I found this part interesting, because it reflects what we see generally among our pregnancy loss support group clients (dad stays strong for mom at first, & then goes through his own tough times further down the road):
The Stanford study found that although none of the fathers experienced acute stress symptoms while their child was in the NICU, they actually had higher rates of post-traumatic stress than the mothers when they were followed up later. “At four months, 33 percent of fathers and 9 percent of mothers had P.T.S.D.,” Dr. Shaw said.
It may be that cultural roles compel the men to keep a brave front during the trauma to support their partners, Dr. Shaw said, adding, “But three months later, when the mothers have recovered, that’s when the fathers are allowed to fall apart.”
And this sure sounds familiar too:
One of the biggest problems for these parents is coping after they finally leave the NICU.
“It may be several months later when they’re ready to process what they experienced, but at that point, family and friends don’t want to talk about it anymore,” Dr. Holditch-Davis said.
Ms. Schrader, in Philadelphia, felt a similar isolation in dealing with her surviving daughter’s health problems. “We got the sense that people just didn’t want to hear about it anymore,” she said.
Read the rest here.

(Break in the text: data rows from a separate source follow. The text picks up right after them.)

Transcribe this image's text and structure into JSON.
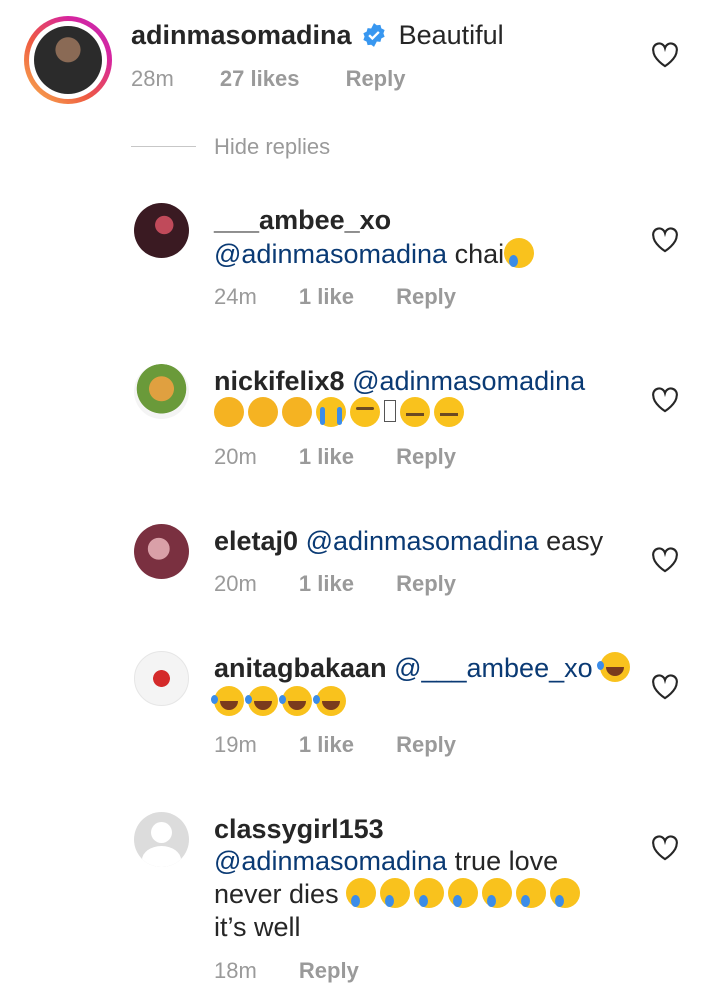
{
  "main_comment": {
    "username": "adinmasomadina",
    "verified_icon": "verified-badge-icon",
    "text": "Beautiful",
    "time": "28m",
    "likes": "27 likes",
    "reply": "Reply"
  },
  "hide_replies": "Hide replies",
  "replies": [
    {
      "username": "___ambee_xo",
      "mention": "@adinmasomadina",
      "text": "chai",
      "emoji": [
        "crying-face"
      ],
      "time": "24m",
      "likes": "1 like",
      "reply": "Reply"
    },
    {
      "username": "nickifelix8",
      "mention": "@adinmasomadina",
      "emoji": [
        "thinking-face",
        "thinking-face",
        "thinking-face",
        "face-screaming",
        "sleepy-face",
        "unknown-glyph",
        "zipper-mouth-face",
        "zipper-mouth-face"
      ],
      "time": "20m",
      "likes": "1 like",
      "reply": "Reply"
    },
    {
      "username": "eletaj0",
      "mention": "@adinmasomadina",
      "text": "easy",
      "time": "20m",
      "likes": "1 like",
      "reply": "Reply"
    },
    {
      "username": "anitagbakaan",
      "mention": "@___ambee_xo",
      "emoji": [
        "tears-of-joy",
        "tears-of-joy",
        "tears-of-joy",
        "tears-of-joy",
        "tears-of-joy"
      ],
      "time": "19m",
      "likes": "1 like",
      "reply": "Reply"
    },
    {
      "username": "classygirl153",
      "mention": "@adinmasomadina",
      "text": "true love",
      "text2": "never dies",
      "text3": "it’s well",
      "emoji": [
        "crying-face",
        "crying-face",
        "crying-face",
        "crying-face",
        "crying-face",
        "crying-face",
        "crying-face"
      ],
      "time": "18m",
      "reply": "Reply"
    }
  ],
  "colors": {
    "mention": "#0a3a74",
    "meta": "#9a9a9a",
    "story_ring": "#ee5a42"
  }
}
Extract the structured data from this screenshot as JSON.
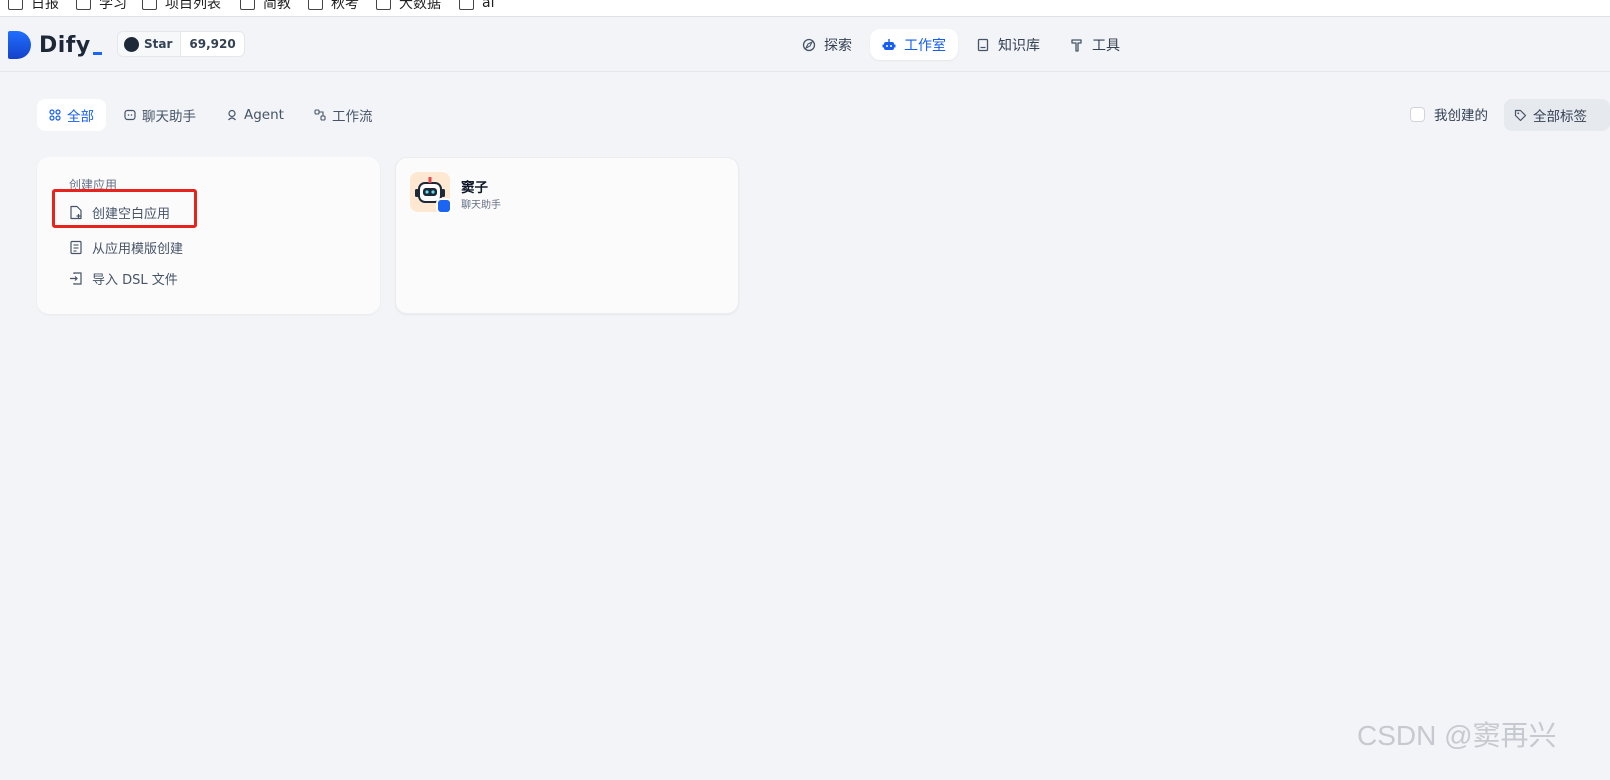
{
  "bookmarks": [
    {
      "label": "日报"
    },
    {
      "label": "学习"
    },
    {
      "label": "项目列表"
    },
    {
      "label": "简教"
    },
    {
      "label": "秋考"
    },
    {
      "label": "大数据"
    },
    {
      "label": "ai"
    }
  ],
  "header": {
    "logo_text": "Dify",
    "github": {
      "star_label": "Star",
      "count": "69,920"
    },
    "nav": [
      {
        "label": "探索",
        "icon": "compass-icon",
        "active": false
      },
      {
        "label": "工作室",
        "icon": "robot-icon",
        "active": true
      },
      {
        "label": "知识库",
        "icon": "book-icon",
        "active": false
      },
      {
        "label": "工具",
        "icon": "hammer-icon",
        "active": false
      }
    ]
  },
  "filters": {
    "tabs": [
      {
        "label": "全部",
        "active": true
      },
      {
        "label": "聊天助手",
        "active": false
      },
      {
        "label": "Agent",
        "active": false
      },
      {
        "label": "工作流",
        "active": false
      }
    ],
    "mine_label": "我创建的",
    "tag_label": "全部标签"
  },
  "create_card": {
    "title": "创建应用",
    "items": [
      {
        "label": "创建空白应用",
        "icon": "file-plus-icon"
      },
      {
        "label": "从应用模版创建",
        "icon": "template-icon"
      },
      {
        "label": "导入 DSL 文件",
        "icon": "import-icon"
      }
    ]
  },
  "apps": [
    {
      "name": "窦子",
      "type": "聊天助手",
      "icon": "robot-avatar-icon"
    }
  ],
  "watermark": "CSDN @窦再兴",
  "colors": {
    "accent": "#155eef",
    "highlight": "#e8221c",
    "background": "#f2f4f7"
  }
}
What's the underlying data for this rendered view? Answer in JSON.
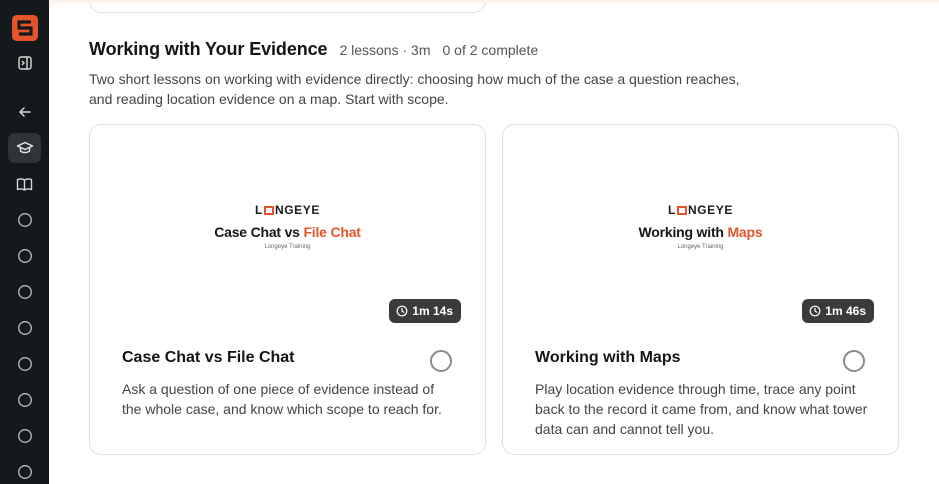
{
  "sidebar": {
    "icons": [
      "logo-icon",
      "toggle-sidebar-icon",
      "back-arrow-icon",
      "graduation-cap-icon",
      "book-icon",
      "lesson-circle-icon"
    ],
    "lesson_count": 8
  },
  "section": {
    "title": "Working with Your Evidence",
    "meta": "2 lessons · 3m",
    "progress": "0 of 2 complete",
    "description": "Two short lessons on working with evidence directly: choosing how much of the case a question reaches, and reading location evidence on a map. Start with scope."
  },
  "lessons": [
    {
      "brand": "LONGEYE",
      "thumb_title_plain": "Case Chat vs ",
      "thumb_title_accent": "File Chat",
      "thumb_sub": "Longeye Training",
      "duration": "1m 14s",
      "title": "Case Chat vs File Chat",
      "description": "Ask a question of one piece of evidence instead of the whole case, and know which scope to reach for.",
      "completed": false
    },
    {
      "brand": "LONGEYE",
      "thumb_title_plain": "Working with ",
      "thumb_title_accent": "Maps",
      "thumb_sub": "Longeye Training",
      "duration": "1m 46s",
      "title": "Working with Maps",
      "description": "Play location evidence through time, trace any point back to the record it came from, and know what tower data can and cannot tell you.",
      "completed": false
    }
  ],
  "colors": {
    "accent": "#e5532a",
    "sidebar_bg": "#14191b",
    "page_bg": "#fbf3ee"
  }
}
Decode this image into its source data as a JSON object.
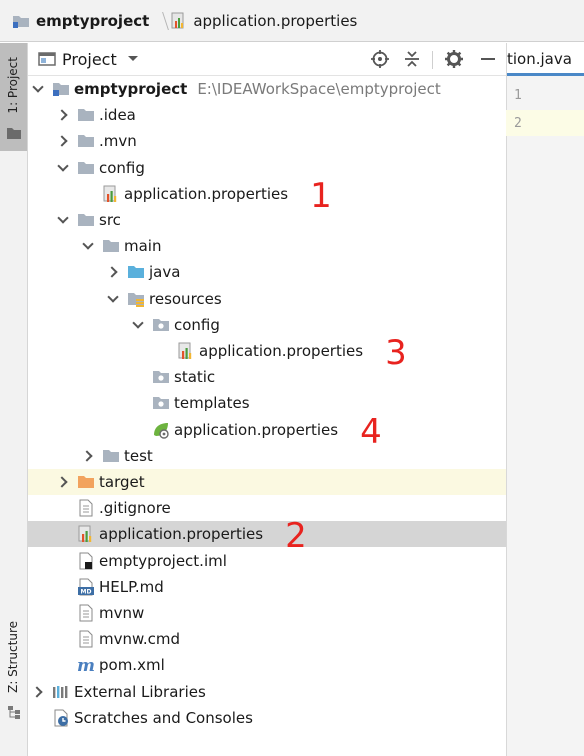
{
  "breadcrumb": {
    "project": "emptyproject",
    "file": "application.properties"
  },
  "left_strip": {
    "project_tab": "1: Project",
    "structure_tab": "Z: Structure"
  },
  "panel": {
    "title": "Project"
  },
  "editor": {
    "tab_label": "tion.java",
    "line_numbers": [
      "1",
      "2"
    ]
  },
  "tree": [
    {
      "label": "emptyproject",
      "path": "E:\\IDEAWorkSpace\\emptyproject",
      "depth": 0,
      "chevron": "down",
      "icon": "module-icon",
      "bold": true
    },
    {
      "label": ".idea",
      "depth": 1,
      "chevron": "right",
      "icon": "folder-icon"
    },
    {
      "label": ".mvn",
      "depth": 1,
      "chevron": "right",
      "icon": "folder-icon"
    },
    {
      "label": "config",
      "depth": 1,
      "chevron": "down",
      "icon": "folder-icon"
    },
    {
      "label": "application.properties",
      "depth": 2,
      "chevron": "none",
      "icon": "properties-file-icon",
      "marker": "1"
    },
    {
      "label": "src",
      "depth": 1,
      "chevron": "down",
      "icon": "folder-icon"
    },
    {
      "label": "main",
      "depth": 2,
      "chevron": "down",
      "icon": "folder-icon"
    },
    {
      "label": "java",
      "depth": 3,
      "chevron": "right",
      "icon": "source-folder-icon"
    },
    {
      "label": "resources",
      "depth": 3,
      "chevron": "down",
      "icon": "resources-folder-icon"
    },
    {
      "label": "config",
      "depth": 4,
      "chevron": "down",
      "icon": "package-folder-icon"
    },
    {
      "label": "application.properties",
      "depth": 5,
      "chevron": "none",
      "icon": "properties-file-icon",
      "marker": "3"
    },
    {
      "label": "static",
      "depth": 4,
      "chevron": "none",
      "icon": "package-folder-icon"
    },
    {
      "label": "templates",
      "depth": 4,
      "chevron": "none",
      "icon": "package-folder-icon"
    },
    {
      "label": "application.properties",
      "depth": 4,
      "chevron": "none",
      "icon": "spring-config-icon",
      "marker": "4"
    },
    {
      "label": "test",
      "depth": 2,
      "chevron": "right",
      "icon": "folder-icon"
    },
    {
      "label": "target",
      "depth": 1,
      "chevron": "right",
      "icon": "excluded-folder-icon",
      "highlight": "yellow"
    },
    {
      "label": ".gitignore",
      "depth": 1,
      "chevron": "none",
      "icon": "text-file-icon"
    },
    {
      "label": "application.properties",
      "depth": 1,
      "chevron": "none",
      "icon": "properties-file-icon",
      "marker": "2",
      "highlight": "selected"
    },
    {
      "label": "emptyproject.iml",
      "depth": 1,
      "chevron": "none",
      "icon": "iml-file-icon"
    },
    {
      "label": "HELP.md",
      "depth": 1,
      "chevron": "none",
      "icon": "markdown-file-icon"
    },
    {
      "label": "mvnw",
      "depth": 1,
      "chevron": "none",
      "icon": "text-file-icon"
    },
    {
      "label": "mvnw.cmd",
      "depth": 1,
      "chevron": "none",
      "icon": "text-file-icon"
    },
    {
      "label": "pom.xml",
      "depth": 1,
      "chevron": "none",
      "icon": "maven-icon"
    },
    {
      "label": "External Libraries",
      "depth": 0,
      "chevron": "right",
      "icon": "libraries-icon"
    },
    {
      "label": "Scratches and Consoles",
      "depth": 0,
      "chevron": "none",
      "icon": "scratches-icon"
    }
  ],
  "colors": {
    "folder": "#a9b3bf",
    "source_folder": "#5ab0dc",
    "excluded_folder": "#f2a35e",
    "marker_red": "#e8231f",
    "selection": "#d5d5d5"
  }
}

And check out the comments (or add your own) on the Well blog.